I think the "finlandisation" was not too big a price to pay for remaining free to build up the state, to modernize the economy, the education system, and to keep a non-negligeable deterrent: The Soviets avoided direct confrontation with Finland , having learnt a lesson from their unsuccessful attempts to conquer it.

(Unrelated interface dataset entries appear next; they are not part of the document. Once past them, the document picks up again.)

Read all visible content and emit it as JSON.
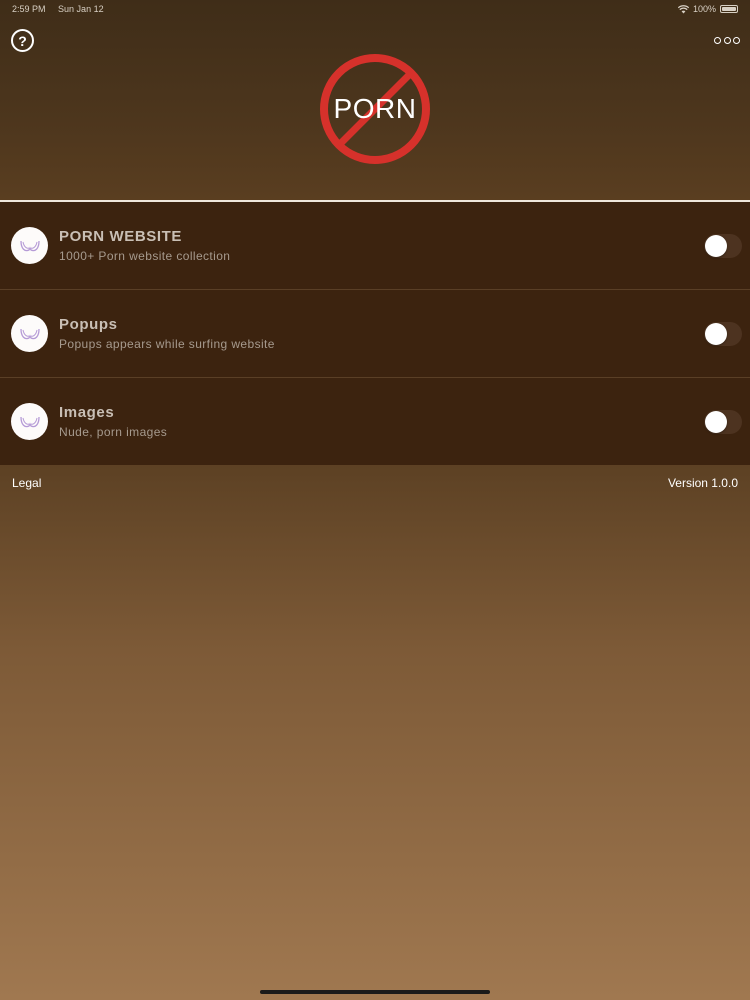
{
  "status_bar": {
    "time": "2:59 PM",
    "date": "Sun Jan 12",
    "battery": "100%"
  },
  "header": {
    "help_icon": "question-circle-icon",
    "help_label": "?",
    "more_icon": "more-horizontal-icon",
    "logo_text": "PORN",
    "logo_icon": "prohibited-sign-icon",
    "accent_color": "#d6312b"
  },
  "settings": [
    {
      "icon": "bra-icon",
      "title": "PORN WEBSITE",
      "subtitle": "1000+ Porn website collection",
      "enabled": false
    },
    {
      "icon": "bra-icon",
      "title": "Popups",
      "subtitle": "Popups appears while surfing website",
      "enabled": false
    },
    {
      "icon": "bra-icon",
      "title": "Images",
      "subtitle": "Nude, porn images",
      "enabled": false
    }
  ],
  "footer": {
    "legal_label": "Legal",
    "version_label": "Version 1.0.0"
  }
}
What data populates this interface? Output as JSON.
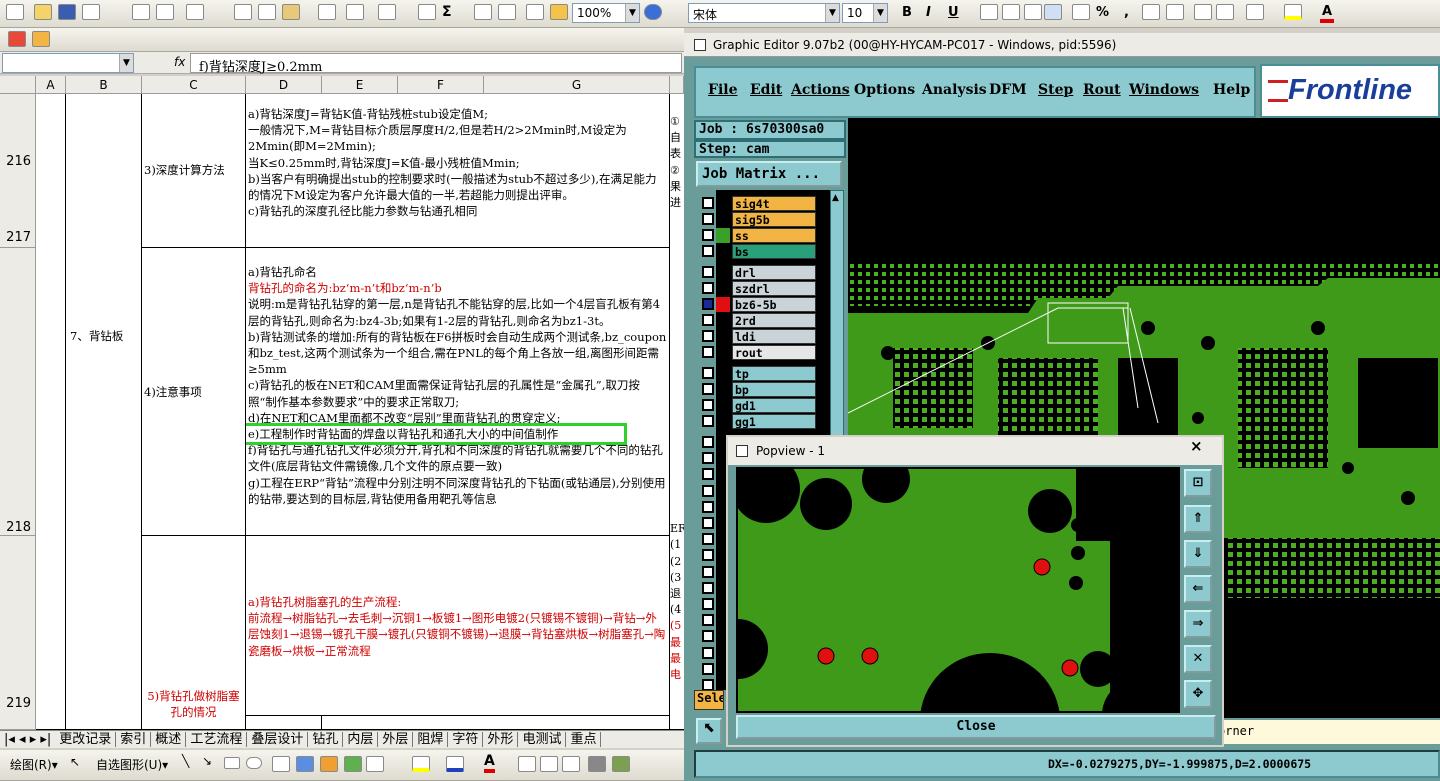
{
  "excel": {
    "toolbar_font": "宋体",
    "toolbar_size": "10",
    "toolbar_zoom": "100%",
    "formula_fx": "fx",
    "formula_text": "f)背钻深度J≥0.2mm",
    "columns": [
      "A",
      "B",
      "C",
      "D",
      "E",
      "F",
      "G"
    ],
    "rows": {
      "r216": "216",
      "r217": "217",
      "r218": "218",
      "r219": "219"
    },
    "b_label": "7、背钻板",
    "c216": "3)深度计算方法",
    "c218": "4)注意事项",
    "c219": "5)背钻孔做树脂塞孔的情况",
    "g216": [
      "a)背钻深度J=背钻K值-背钻残桩stub设定值M;",
      "一般情况下,M=背钻目标介质层厚度H/2,但是若H/2>2Mmin时,M设定为2Mmin(即M=2Mmin);",
      "当K≤0.25mm时,背钻深度J=K值-最小残桩值Mmin;",
      "b)当客户有明确提出stub的控制要求时(一般描述为stub不超过多少),在满足能力的情况下M设定为客户允许最大值的一半,若超能力则提出评审。",
      "c)背钻孔的深度孔径比能力参数与钻通孔相同"
    ],
    "g218_a": "a)背钻孔命名",
    "g218_red": "背钻孔的命名为:bz‘m-n’t和bz‘m-n’b",
    "g218_rest": [
      "说明:m是背钻孔钻穿的第一层,n是背钻孔不能钻穿的层,比如一个4层盲孔板有第4层的背钻孔,则命名为:bz4-3b;如果有1-2层的背钻孔,则命名为bz1-3t。",
      "b)背钻测试条的增加:所有的背钻板在F6拼板时会自动生成两个测试条,bz_coupon和bz_test,这两个测试条为一个组合,需在PNL的每个角上各放一组,离图形间距需≥5mm",
      "c)背钻孔的板在NET和CAM里面需保证背钻孔层的孔属性是“金属孔”,取刀按照“制作基本参数要求”中的要求正常取刀;",
      "d)在NET和CAM里面都不改变“层别”里面背钻孔的贯穿定义;"
    ],
    "g218_e": "e)工程制作时背钻面的焊盘以背钻孔和通孔大小的中间值制作",
    "g218_tail": [
      "f)背钻孔与通孔钻孔文件必须分开,背孔和不同深度的背钻孔就需要几个不同的钻孔文件(底层背钻文件需镜像,几个文件的原点要一致)",
      "g)工程在ERP“背钻”流程中分别注明不同深度背钻孔的下钻面(或钻通层),分别使用的钻带,要达到的目标层,背钻使用备用靶孔等信息"
    ],
    "g219": [
      "a)背钻孔树脂塞孔的生产流程:",
      "前流程→树脂钻孔→去毛刺→沉铜1→板镀1→图形电镀2(只镀锡不镀铜)→背钻→外层蚀刻1→退锡→镀孔干膜→镀孔(只镀铜不镀锡)→退膜→背钻塞烘板→树脂塞孔→陶瓷磨板→烘板→正常流程"
    ],
    "h216": [
      "①",
      "自",
      "表",
      "②",
      "果",
      "进"
    ],
    "h219": [
      "ERP",
      "(1",
      "(2",
      "(3",
      "退",
      "(4",
      "(5",
      "最",
      "最",
      "电"
    ],
    "sheet_tabs": [
      "更改记录",
      "索引",
      "概述",
      "工艺流程",
      "叠层设计",
      "钻孔",
      "内层",
      "外层",
      "阻焊",
      "字符",
      "外形",
      "电测试",
      "重点"
    ],
    "draw_bar": {
      "draw": "绘图(R)▾",
      "autoshapes": "自选图形(U)▾"
    }
  },
  "frontline": {
    "title": "Graphic Editor 9.07b2 (00@HY-HYCAM-PC017 - Windows, pid:5596)",
    "menu": [
      "File",
      "Edit",
      "Actions",
      "Options",
      "Analysis",
      "DFM",
      "Step",
      "Rout",
      "Windows",
      "Help"
    ],
    "logo": "Frontline",
    "job": "Job : 6s70300sa0",
    "step": "Step: cam",
    "job_matrix": "Job Matrix ...",
    "layers": [
      {
        "name": "sig4t",
        "color": "#f2b544"
      },
      {
        "name": "sig5b",
        "color": "#f2b544"
      },
      {
        "name": "ss",
        "color": "#f2b544"
      },
      {
        "name": "bs",
        "color": "#2aa07a"
      },
      {
        "name": "drl",
        "color": "#c9d3d8"
      },
      {
        "name": "szdrl",
        "color": "#c9d3d8"
      },
      {
        "name": "bz6-5b",
        "color": "#c9d3d8"
      },
      {
        "name": "2rd",
        "color": "#c9d3d8"
      },
      {
        "name": "ldi",
        "color": "#c9d3d8"
      },
      {
        "name": "rout",
        "color": "#e6e6e6"
      },
      {
        "name": "tp",
        "color": "#8ccad0"
      },
      {
        "name": "bp",
        "color": "#8ccad0"
      },
      {
        "name": "gd1",
        "color": "#8ccad0"
      },
      {
        "name": "gg1",
        "color": "#8ccad0"
      }
    ],
    "sel_label": "Sele",
    "popview_title": "Popview - 1",
    "close_label": "Close",
    "status_hint": "orner",
    "coords": "DX=-0.0279275,DY=-1.999875,D=2.0000675"
  }
}
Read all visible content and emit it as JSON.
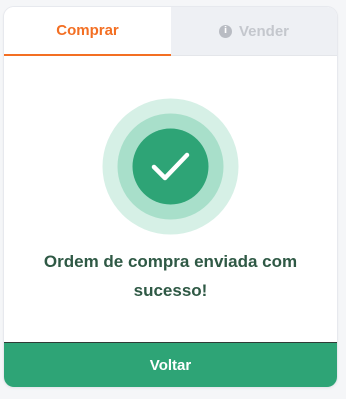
{
  "tabs": {
    "buy_label": "Comprar",
    "sell_label": "Vender",
    "sell_icon_glyph": "i"
  },
  "status": {
    "message_line1": "Ordem de compra enviada com",
    "message_line2": "sucesso!"
  },
  "actions": {
    "back_label": "Voltar"
  },
  "colors": {
    "accent_orange": "#f36f23",
    "success_green": "#2ea476",
    "message_text": "#2f5945",
    "tab_inactive_bg": "#eef0f4",
    "tab_inactive_text": "#c4c7cd"
  },
  "icons": {
    "success": "check-icon",
    "sell_tab": "info-icon"
  }
}
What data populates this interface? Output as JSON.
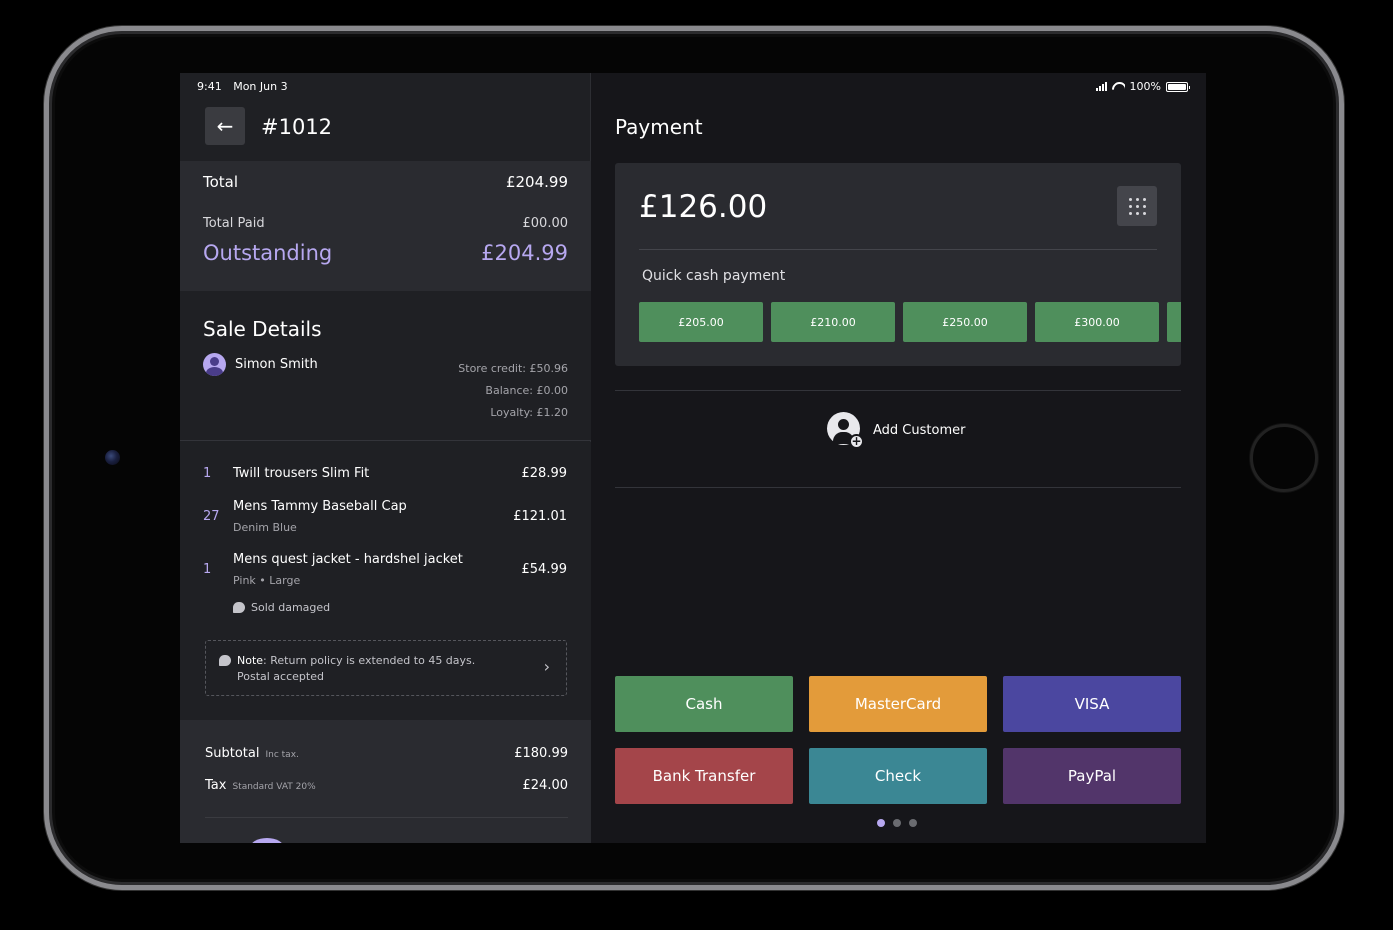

Still, some Finns like to behave in very big-brotherly way, coming to teach us our own history and trying to convert Estonians to funny revisionist ideas. Risto Teinonen has republished in Estonia a Nazi-era propaganda booklet "Adolf Hitler, Liberator" and is busy reminding us of the positive values of the Nazi system. According to press, he has even celebrated the anniversary of the infamous Wannsee conference. On a photo we see him cutting a cake with a large swastika on it. Recently we have had another political visitor from Finland, a docent of jurisprudence Johan Bäckman who has published a book "The Bronze Soldier" and given interviews where he tells Estonians that they had been liberated by the Red Army, that the Estonian and Finnish historians have written lies, there had been no Soviet occupation of Estonia, etc. Curiously enough, there is a remarkable similarity between these two men, the neo-Nazi, and the neo-Stalinist. I've been told that the old Jorge Luis Borges told to a journalist that the Argentine junta leader Leopoldo Galtieri and the British PM Margaret Thatcher were one and the same person. When the journalist asked whether he meant they were similar persons, Borges replied "I told they are the SAME PERSON!" I like this idea. I like the idea that after all, Teinonen and Bäckman are the same person. Now we have just to wait and see whether Bäckman will publish for example a new edition of Stalin's Short autobiography... And Teinonen will publish a book on the heroic struggle of the SS for the freedom of Eastern Europe.